▶ _Action item_
Go through the listing below. Copy each line that has the string "name".

▶ _Input records_

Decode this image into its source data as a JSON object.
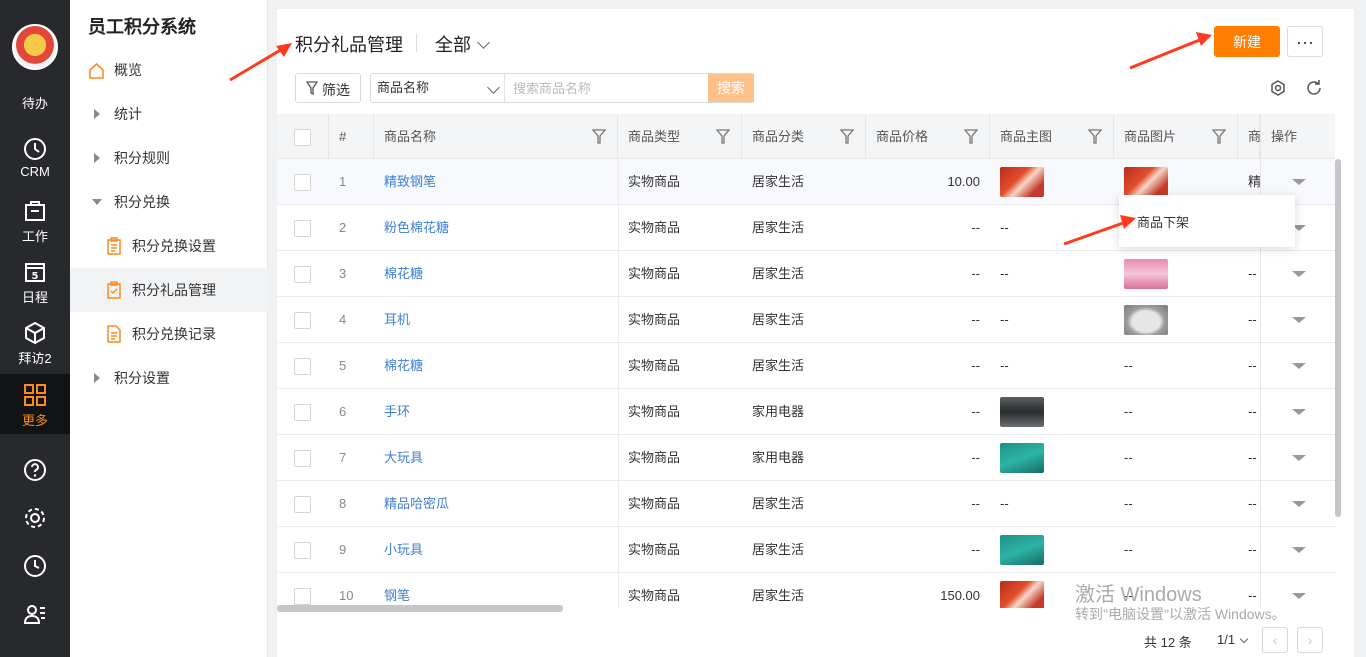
{
  "app": {
    "title": "员工积分系统"
  },
  "rail": {
    "items": [
      {
        "label": "待办",
        "icon": "todo-icon"
      },
      {
        "label": "CRM",
        "icon": "clock-icon"
      },
      {
        "label": "工作",
        "icon": "briefcase-icon"
      },
      {
        "label": "日程",
        "icon": "calendar-icon",
        "badge": "5"
      },
      {
        "label": "拜访2",
        "icon": "cube-icon"
      },
      {
        "label": "更多",
        "icon": "grid-icon",
        "active": true
      }
    ],
    "bottom_icons": [
      "help-icon",
      "settings-icon",
      "history-icon",
      "contacts-icon"
    ]
  },
  "sidebar": {
    "items": [
      {
        "label": "概览"
      },
      {
        "label": "统计"
      },
      {
        "label": "积分规则"
      },
      {
        "label": "积分兑换"
      },
      {
        "label": "积分兑换设置"
      },
      {
        "label": "积分礼品管理"
      },
      {
        "label": "积分兑换记录"
      },
      {
        "label": "积分设置"
      }
    ]
  },
  "header": {
    "title": "积分礼品管理",
    "view": "全部",
    "new_button": "新建",
    "more_button": "···"
  },
  "toolbar": {
    "filter_label": "筛选",
    "search_field": "商品名称",
    "search_placeholder": "搜索商品名称",
    "search_button": "搜索"
  },
  "table": {
    "columns": [
      "#",
      "商品名称",
      "商品类型",
      "商品分类",
      "商品价格",
      "商品主图",
      "商品图片",
      "商",
      "操作"
    ],
    "rows": [
      {
        "n": "1",
        "name": "精致钢笔",
        "type": "实物商品",
        "cat": "居家生活",
        "price": "10.00",
        "main": "red",
        "pic": "red",
        "extra": "精"
      },
      {
        "n": "2",
        "name": "粉色棉花糖",
        "type": "实物商品",
        "cat": "居家生活",
        "price": "--",
        "main": "--",
        "pic": "",
        "extra": ""
      },
      {
        "n": "3",
        "name": "棉花糖",
        "type": "实物商品",
        "cat": "居家生活",
        "price": "--",
        "main": "--",
        "pic": "pink",
        "extra": "--"
      },
      {
        "n": "4",
        "name": "耳机",
        "type": "实物商品",
        "cat": "居家生活",
        "price": "--",
        "main": "--",
        "pic": "gray",
        "extra": "--"
      },
      {
        "n": "5",
        "name": "棉花糖",
        "type": "实物商品",
        "cat": "居家生活",
        "price": "--",
        "main": "--",
        "pic": "--",
        "extra": "--"
      },
      {
        "n": "6",
        "name": "手环",
        "type": "实物商品",
        "cat": "家用电器",
        "price": "--",
        "main": "dark",
        "pic": "--",
        "extra": "--"
      },
      {
        "n": "7",
        "name": "大玩具",
        "type": "实物商品",
        "cat": "家用电器",
        "price": "--",
        "main": "teal",
        "pic": "--",
        "extra": "--"
      },
      {
        "n": "8",
        "name": "精品哈密瓜",
        "type": "实物商品",
        "cat": "居家生活",
        "price": "--",
        "main": "--",
        "pic": "--",
        "extra": "--"
      },
      {
        "n": "9",
        "name": "小玩具",
        "type": "实物商品",
        "cat": "居家生活",
        "price": "--",
        "main": "teal",
        "pic": "--",
        "extra": "--"
      },
      {
        "n": "10",
        "name": "钢笔",
        "type": "实物商品",
        "cat": "居家生活",
        "price": "150.00",
        "main": "red",
        "pic": "--",
        "extra": "--"
      }
    ]
  },
  "popup": {
    "label": "商品下架"
  },
  "pagination": {
    "total": "共 12 条",
    "page": "1/1"
  },
  "watermark": {
    "line1": "激活 Windows",
    "line2": "转到\"电脑设置\"以激活 Windows。"
  },
  "colors": {
    "accent": "#ff7e00",
    "link": "#3f7fd6",
    "rail": "#27292d",
    "annotation": "#ff3b1f"
  }
}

▶ _Expected answer_
        "name": "精致钢笔",
        "name": "粉色棉花糖",
        "name": "棉花糖",
        "name": "耳机",
        "name": "棉花糖",
        "name": "手环",
        "name": "大玩具",
        "name": "精品哈密瓜",
        "name": "小玩具",
        "name": "钢笔",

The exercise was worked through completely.